(Reuters) - Jubilant supporters cheered the installation of Madagascar’s army-backed new leader Andry Rajoelina on Saturday — but foreign ambassadors stayed away in a unanimous show of international disapproval.
Below is a timeline of recent events in Madagascar:
January 27, 2009 - Opposition leader Andry Rajoelina calls for more anti-government protests after the worst day of street violence for years.
February 3 - The government fires Rajoelina from his post as mayor of the capital Antananarivo.
February 7 - Security forces kill at least 25 people at an anti-government protest near the presidential palace.
February 21 - Rajoelina meets President Marc Ravalomanana for talks to resolve the power struggle.
February 25 - Rajoelina pulls out of the talks after Ravalomanana fails to attend what would have been the fourth round of discussions to end weeks of civil unrest.
March 8 - Mutiny breaks out in a military camp outside Antananarivo as Rajoelina spends a second day in hiding after a crackdown on his anti-government movement.
March 13 - Dissident soldiers say they have deployed tanks in the capital and will use them to fight any hired mercenaries.
March 14 - Rajoelina emerges from hiding to tell his supporters he is giving Ravalomanana four hours to step down.
March 15 - Ravalomanana offers a referendum as a possible way out of the political standoff.
March 16 - Soldiers seize the presidential palace and the central bank in a show of force, further isolating Ravalomanana.
March 17 - Rajoelina takes power with the support of the army after Ravalomanana is forced out following opposition protests that won the support of the military. At least 135 people were killed in the protests. The African Union, which had rejected any unconstitutional change of power, says the military should not hand over to Rajoelina.
March 18 - Madagascar’s Constitutional Court issues a statement endorsing the takeover.

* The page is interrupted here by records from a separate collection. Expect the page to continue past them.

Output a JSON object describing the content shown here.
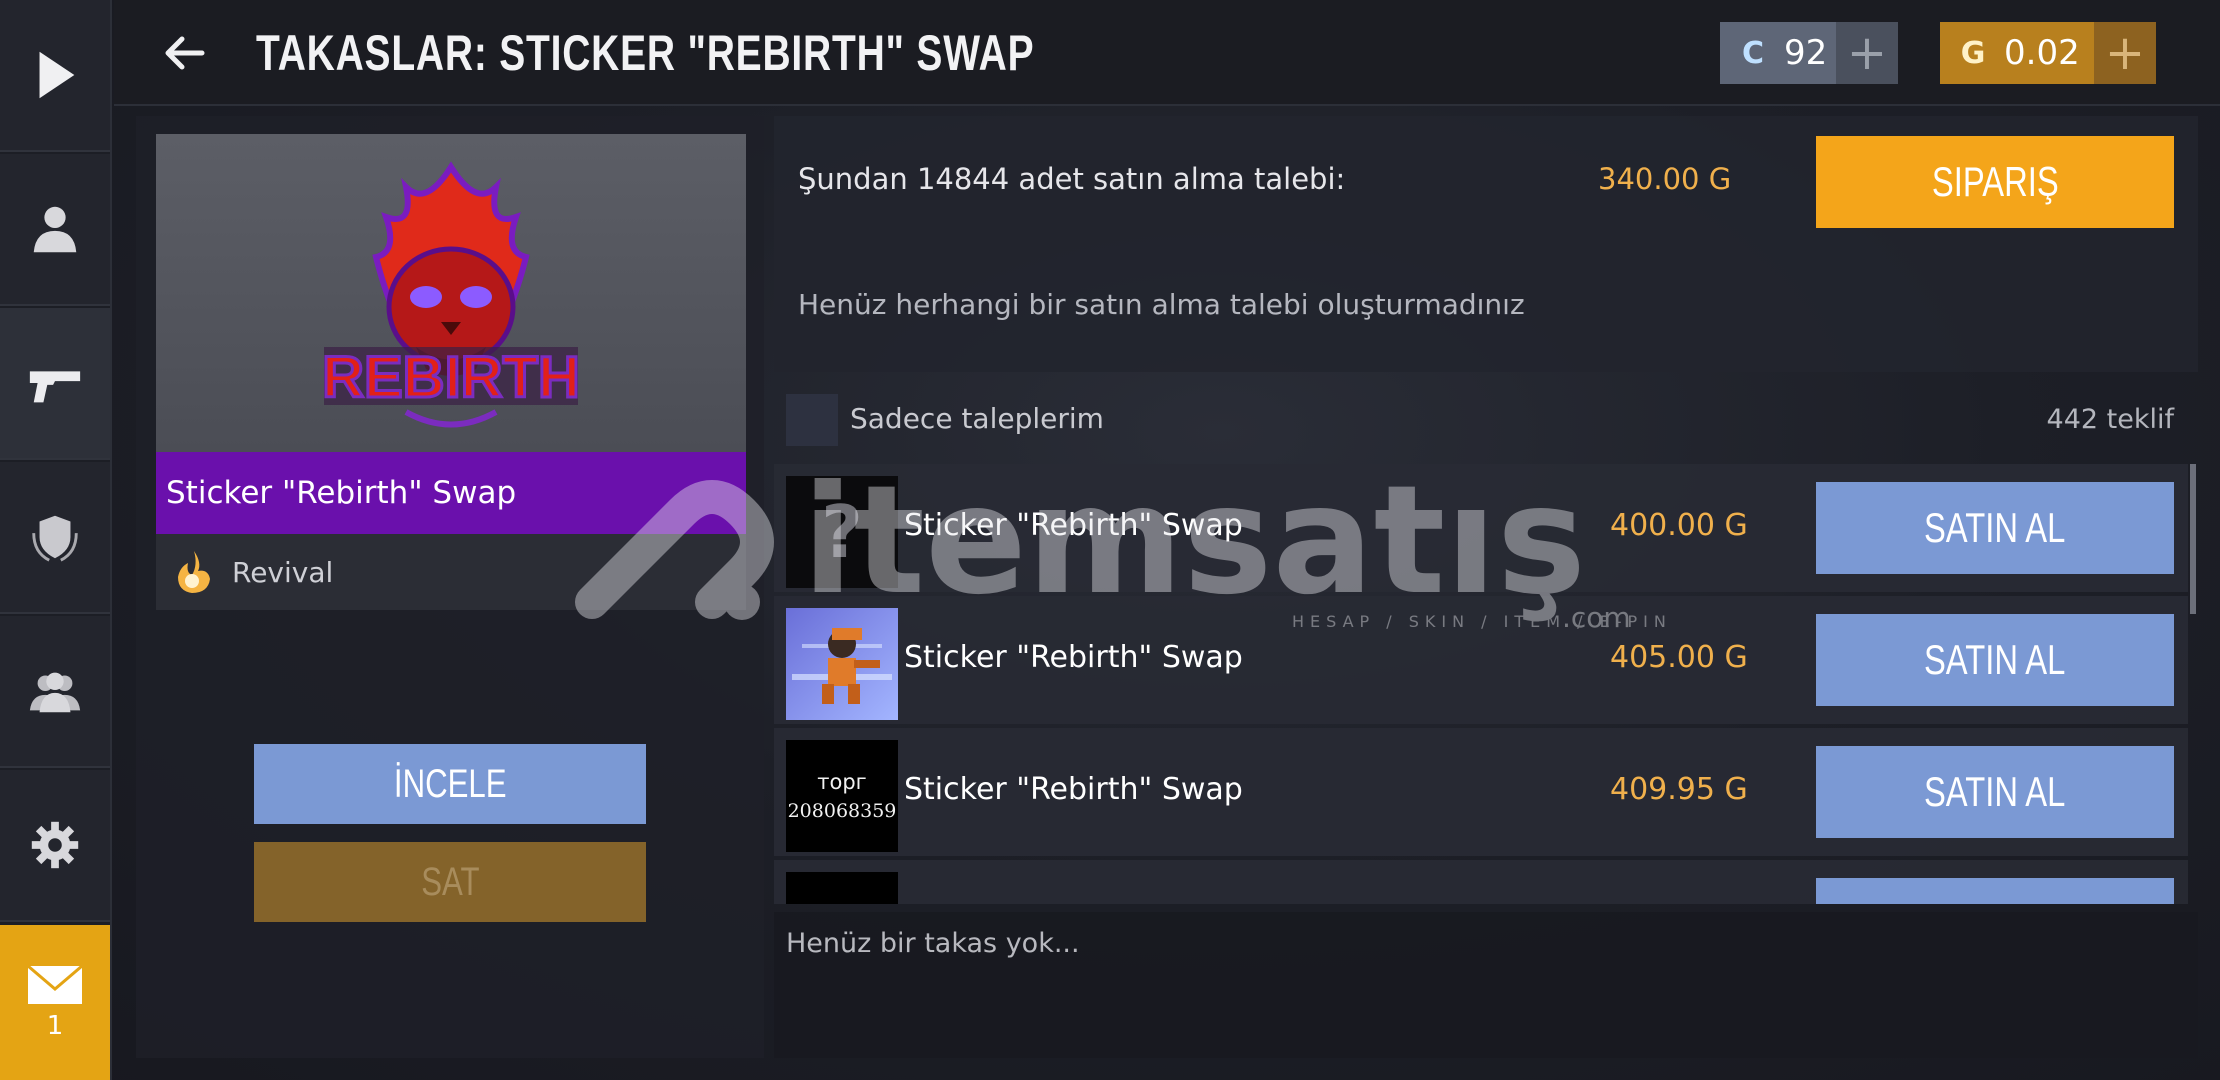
{
  "header": {
    "title": "TAKASLAR: STICKER \"REBIRTH\" SWAP",
    "currency_c": {
      "symbol": "C",
      "value": "92",
      "add": "+"
    },
    "currency_g": {
      "symbol": "G",
      "value": "0.02",
      "add": "+"
    }
  },
  "sidebar": {
    "items": [
      {
        "icon": "play-icon"
      },
      {
        "icon": "profile-icon"
      },
      {
        "icon": "pistol-icon"
      },
      {
        "icon": "shield-laurel-icon"
      },
      {
        "icon": "friends-icon"
      },
      {
        "icon": "gear-icon"
      }
    ],
    "mail": {
      "icon": "mail-icon",
      "count": "1"
    }
  },
  "item": {
    "logo_text": "REBIRTH",
    "name": "Sticker \"Rebirth\" Swap",
    "collection": "Revival",
    "inspect_label": "İNCELE",
    "sell_label": "SAT"
  },
  "buy_request": {
    "text": "Şundan 14844 adet satın alma talebi:",
    "price": "340.00 G",
    "order_label": "SIPARIŞ",
    "no_requests": "Henüz herhangi bir satın alma talebi oluşturmadınız"
  },
  "filter": {
    "label": "Sadece taleplerim",
    "offer_count": "442 teklif"
  },
  "offers": [
    {
      "thumb_text": "?",
      "thumb_text2": "",
      "name": "Sticker \"Rebirth\" Swap",
      "price": "400.00 G",
      "buy_label": "SATIN AL"
    },
    {
      "thumb_text": "",
      "thumb_text2": "",
      "name": "Sticker \"Rebirth\" Swap",
      "price": "405.00 G",
      "buy_label": "SATIN AL"
    },
    {
      "thumb_text": "торг",
      "thumb_text2": "208068359",
      "name": "Sticker \"Rebirth\" Swap",
      "price": "409.95 G",
      "buy_label": "SATIN AL"
    }
  ],
  "trades_empty": "Henüz bir takas yok...",
  "watermark": {
    "brand": "itemsatış",
    "tagline": "HESAP / SKIN / ITEM / E-PIN",
    "suffix": ".com"
  },
  "colors": {
    "accent_orange": "#f4a51a",
    "buy_blue": "#7b99d4",
    "rarity_purple": "#6a10ac",
    "price_gold": "#f0b04c"
  }
}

March 19 - Mozambique, Angola and Swaziland, which make up the defence, political and security troika of southern African bloc SADC, which includes Madagascar, refuse to recognise the new leader. Norway, which gives about $14 million (9.7 million pounds) a year in aid, says it has frozen funding.
March 20 - The African Union suspends Madagascar and says it has six months to call an election. The United States says it is moving to suspend all non-humanitarian assistance to Madagascar.
March 21 - Rajoelina is installed as Madagascar’s army-backed new leader.